-- Opening Marker --
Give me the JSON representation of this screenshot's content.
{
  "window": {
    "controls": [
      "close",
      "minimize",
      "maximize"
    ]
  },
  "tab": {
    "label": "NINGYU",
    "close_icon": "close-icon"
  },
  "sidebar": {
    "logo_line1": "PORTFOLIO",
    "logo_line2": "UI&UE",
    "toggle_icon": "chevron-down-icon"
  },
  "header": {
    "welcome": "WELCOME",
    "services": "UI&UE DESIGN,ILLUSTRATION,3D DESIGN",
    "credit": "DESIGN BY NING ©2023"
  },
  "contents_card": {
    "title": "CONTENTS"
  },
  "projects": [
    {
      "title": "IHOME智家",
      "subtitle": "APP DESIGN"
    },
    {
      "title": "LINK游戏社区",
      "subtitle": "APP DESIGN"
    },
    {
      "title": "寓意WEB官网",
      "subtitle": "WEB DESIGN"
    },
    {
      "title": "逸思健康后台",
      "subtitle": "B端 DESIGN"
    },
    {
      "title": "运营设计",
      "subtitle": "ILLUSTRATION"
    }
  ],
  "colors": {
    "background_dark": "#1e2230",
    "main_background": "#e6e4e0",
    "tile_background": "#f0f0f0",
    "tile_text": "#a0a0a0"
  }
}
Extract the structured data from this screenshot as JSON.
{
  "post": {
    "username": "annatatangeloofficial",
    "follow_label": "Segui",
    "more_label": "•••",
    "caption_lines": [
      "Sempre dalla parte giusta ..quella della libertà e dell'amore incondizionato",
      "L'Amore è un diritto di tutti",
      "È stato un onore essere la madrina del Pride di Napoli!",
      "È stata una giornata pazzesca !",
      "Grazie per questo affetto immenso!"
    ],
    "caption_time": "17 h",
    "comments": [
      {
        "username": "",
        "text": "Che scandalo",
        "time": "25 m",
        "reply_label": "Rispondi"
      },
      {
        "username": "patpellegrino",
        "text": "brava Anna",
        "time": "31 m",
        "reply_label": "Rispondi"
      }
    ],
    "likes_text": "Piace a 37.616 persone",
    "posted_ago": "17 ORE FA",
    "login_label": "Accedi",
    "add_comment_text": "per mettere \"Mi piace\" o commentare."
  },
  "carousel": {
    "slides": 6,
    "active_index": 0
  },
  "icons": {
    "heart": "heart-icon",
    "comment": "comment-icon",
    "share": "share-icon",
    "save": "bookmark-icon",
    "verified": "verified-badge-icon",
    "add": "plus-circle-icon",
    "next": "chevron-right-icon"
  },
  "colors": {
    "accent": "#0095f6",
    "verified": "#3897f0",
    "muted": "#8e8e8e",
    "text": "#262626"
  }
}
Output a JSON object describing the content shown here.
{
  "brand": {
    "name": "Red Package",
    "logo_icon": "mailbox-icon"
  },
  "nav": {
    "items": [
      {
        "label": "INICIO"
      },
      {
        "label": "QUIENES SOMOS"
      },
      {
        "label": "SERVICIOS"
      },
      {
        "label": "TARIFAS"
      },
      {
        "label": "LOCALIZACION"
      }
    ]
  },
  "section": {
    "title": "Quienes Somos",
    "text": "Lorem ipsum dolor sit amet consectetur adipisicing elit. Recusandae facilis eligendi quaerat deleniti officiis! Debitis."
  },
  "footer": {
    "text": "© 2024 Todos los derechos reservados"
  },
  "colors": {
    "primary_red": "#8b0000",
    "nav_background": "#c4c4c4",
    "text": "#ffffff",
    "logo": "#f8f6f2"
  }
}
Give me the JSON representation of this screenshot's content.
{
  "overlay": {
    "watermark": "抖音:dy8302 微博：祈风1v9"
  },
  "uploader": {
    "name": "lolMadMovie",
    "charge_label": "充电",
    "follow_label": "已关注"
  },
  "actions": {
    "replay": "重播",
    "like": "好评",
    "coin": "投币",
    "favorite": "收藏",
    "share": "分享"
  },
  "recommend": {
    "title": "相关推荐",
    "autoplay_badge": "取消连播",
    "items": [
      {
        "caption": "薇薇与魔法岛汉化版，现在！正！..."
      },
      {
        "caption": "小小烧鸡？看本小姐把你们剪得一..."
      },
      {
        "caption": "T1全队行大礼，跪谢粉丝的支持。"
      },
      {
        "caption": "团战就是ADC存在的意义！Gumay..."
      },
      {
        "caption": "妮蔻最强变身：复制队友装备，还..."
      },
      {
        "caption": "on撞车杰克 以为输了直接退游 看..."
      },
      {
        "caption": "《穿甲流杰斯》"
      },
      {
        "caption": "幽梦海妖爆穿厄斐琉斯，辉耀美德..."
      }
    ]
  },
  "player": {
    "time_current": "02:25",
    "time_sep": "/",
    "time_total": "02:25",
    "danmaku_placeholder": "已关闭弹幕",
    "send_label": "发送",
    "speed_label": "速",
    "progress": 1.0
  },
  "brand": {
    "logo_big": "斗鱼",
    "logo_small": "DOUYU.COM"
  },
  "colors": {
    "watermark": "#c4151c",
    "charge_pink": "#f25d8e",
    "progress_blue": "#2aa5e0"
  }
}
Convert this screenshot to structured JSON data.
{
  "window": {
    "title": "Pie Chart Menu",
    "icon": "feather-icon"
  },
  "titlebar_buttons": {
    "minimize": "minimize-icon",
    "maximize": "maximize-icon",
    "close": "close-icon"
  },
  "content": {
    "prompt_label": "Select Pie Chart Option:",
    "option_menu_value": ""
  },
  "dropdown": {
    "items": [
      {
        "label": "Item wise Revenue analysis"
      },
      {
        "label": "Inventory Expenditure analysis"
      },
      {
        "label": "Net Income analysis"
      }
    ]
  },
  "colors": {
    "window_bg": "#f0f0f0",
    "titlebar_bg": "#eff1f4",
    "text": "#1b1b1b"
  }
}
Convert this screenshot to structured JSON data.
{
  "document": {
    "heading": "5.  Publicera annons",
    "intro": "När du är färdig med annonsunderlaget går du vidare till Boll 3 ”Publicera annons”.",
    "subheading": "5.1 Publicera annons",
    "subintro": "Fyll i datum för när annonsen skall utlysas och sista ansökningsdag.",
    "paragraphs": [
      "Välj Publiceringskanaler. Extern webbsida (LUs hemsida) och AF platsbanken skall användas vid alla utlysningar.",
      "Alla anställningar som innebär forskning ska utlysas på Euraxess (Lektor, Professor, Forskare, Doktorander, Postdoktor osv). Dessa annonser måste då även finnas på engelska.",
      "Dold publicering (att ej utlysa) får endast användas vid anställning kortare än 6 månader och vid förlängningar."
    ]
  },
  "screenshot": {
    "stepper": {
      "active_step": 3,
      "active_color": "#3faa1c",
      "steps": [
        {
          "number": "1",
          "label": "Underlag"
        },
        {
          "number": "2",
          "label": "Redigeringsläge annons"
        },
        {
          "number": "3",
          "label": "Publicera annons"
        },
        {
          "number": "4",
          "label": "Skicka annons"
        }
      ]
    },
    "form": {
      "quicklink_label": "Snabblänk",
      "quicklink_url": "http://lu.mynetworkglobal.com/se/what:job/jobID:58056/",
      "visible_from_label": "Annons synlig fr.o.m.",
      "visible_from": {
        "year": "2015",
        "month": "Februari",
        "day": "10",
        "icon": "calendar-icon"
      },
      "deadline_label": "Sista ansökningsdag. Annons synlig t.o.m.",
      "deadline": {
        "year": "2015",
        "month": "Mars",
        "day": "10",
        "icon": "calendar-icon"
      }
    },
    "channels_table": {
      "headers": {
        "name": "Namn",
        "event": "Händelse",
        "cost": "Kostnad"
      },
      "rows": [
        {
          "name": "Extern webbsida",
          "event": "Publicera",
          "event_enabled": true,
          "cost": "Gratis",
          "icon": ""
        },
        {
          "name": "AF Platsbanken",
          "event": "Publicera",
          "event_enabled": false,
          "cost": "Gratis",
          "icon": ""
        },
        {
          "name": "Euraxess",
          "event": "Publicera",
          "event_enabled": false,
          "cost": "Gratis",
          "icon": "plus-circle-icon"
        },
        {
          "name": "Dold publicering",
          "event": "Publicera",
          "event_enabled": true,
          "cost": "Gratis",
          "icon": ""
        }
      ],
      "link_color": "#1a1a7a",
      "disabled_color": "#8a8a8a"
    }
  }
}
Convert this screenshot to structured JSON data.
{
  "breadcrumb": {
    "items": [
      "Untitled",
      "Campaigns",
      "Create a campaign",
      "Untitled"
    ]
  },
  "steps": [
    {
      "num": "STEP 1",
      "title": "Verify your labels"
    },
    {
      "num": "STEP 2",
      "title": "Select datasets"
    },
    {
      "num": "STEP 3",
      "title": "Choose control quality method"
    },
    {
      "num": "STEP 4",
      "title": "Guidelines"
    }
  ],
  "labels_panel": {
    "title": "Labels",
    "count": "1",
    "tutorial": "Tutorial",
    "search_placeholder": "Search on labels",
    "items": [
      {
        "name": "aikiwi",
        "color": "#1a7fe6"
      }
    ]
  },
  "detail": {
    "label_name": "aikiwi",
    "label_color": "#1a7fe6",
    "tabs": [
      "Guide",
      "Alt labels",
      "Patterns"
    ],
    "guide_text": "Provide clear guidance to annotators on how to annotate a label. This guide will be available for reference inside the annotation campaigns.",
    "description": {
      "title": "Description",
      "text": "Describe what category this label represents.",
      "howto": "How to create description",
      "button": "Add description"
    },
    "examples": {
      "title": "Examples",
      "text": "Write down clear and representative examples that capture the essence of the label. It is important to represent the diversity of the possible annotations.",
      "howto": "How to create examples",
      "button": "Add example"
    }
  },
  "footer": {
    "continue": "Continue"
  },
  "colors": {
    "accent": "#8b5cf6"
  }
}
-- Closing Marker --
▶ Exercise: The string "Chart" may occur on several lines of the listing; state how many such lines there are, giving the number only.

▶ Result for this task: 2